It is lovely. A big open kitchen overlooking the two apple trees and rose bushes, a full suite to rent out in the basement, intricately detailed wood floors and enough room for his little family.
But it’s really a lovely average home, at the average — and yet astounding — price of real estate in this city.
Sure, we’re almost getting used to these price tags (or hearing about them, anyway), but astronomical real estate costs have also spawned a new pastime: contemplating the amazing deals that can be found, if only you’d agree to radical relocation. Even those, like me, who couldn’t afford a shed in Flin Flon, can’t resist the click.
Instead of shucking out an average $710,000 for a home in Toronto, for example, you could spend a fraction of that — just $135,000 — for a historic 100-year-old two-bedroom cottage on 3.47 acres in P.E.I., a short stroll to the fishing harbour and beaches.
Can’t you just imagine yourself playing bocce ball on that rolling green lawn, and plodding barefoot in the morning over that worn, buttery old wooden floor to pour your first cup of coffee? You could literally own this home for less than a “conventional” 20 per cent down payment in Toronto.

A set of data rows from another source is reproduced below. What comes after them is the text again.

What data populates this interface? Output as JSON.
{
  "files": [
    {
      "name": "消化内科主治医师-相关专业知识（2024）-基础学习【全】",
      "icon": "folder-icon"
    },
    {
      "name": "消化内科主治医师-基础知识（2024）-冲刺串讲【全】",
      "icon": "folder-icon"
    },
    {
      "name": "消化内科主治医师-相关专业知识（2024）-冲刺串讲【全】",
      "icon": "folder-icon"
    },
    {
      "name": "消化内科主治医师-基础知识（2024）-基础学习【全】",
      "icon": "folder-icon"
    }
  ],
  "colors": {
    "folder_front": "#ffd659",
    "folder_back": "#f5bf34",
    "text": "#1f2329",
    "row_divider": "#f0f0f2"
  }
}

Even that medieval castle in England for $2.48 million seems a like steal, given that average home prices in Vancouver are only about half that right now.
Actually, that castle is about the same cost as a run-down, three-bedroom, two-bathroom home in Vancouver, on a meagre 33-foot lot (though it does have ocean views).
Compare that to the view of your own personal 14.5 acres from the ancient windows of your literal castle, which has, naturally, eight bedrooms, seven bathrooms, and, of course, a moat.
Let’s be clear: Unlike the Vancouver house, we’re not talking tear-down. We’re talking sprawling stone walkways, beamed ceilings, sprawling gardens, and a soaker-tub set in the old turret.
Never has the New York Times “What you can get for…” real estate feature seemed more appealing than now, when that $740,000 you might dream of paying for a home in Toronto’s Corso Italia gets you a mid-century, three-bedroom, three-bathroom open-concept mid-century home on Lake Champlain in Vermont.
You’ve always wanted lakefront property right? That three-storey peaked ceiling with large, lazy fans hanging down? That whole wall of floor-to-ceiling windows? That wide, sun-soaked deck?
Maybe you could even get a sailboat ...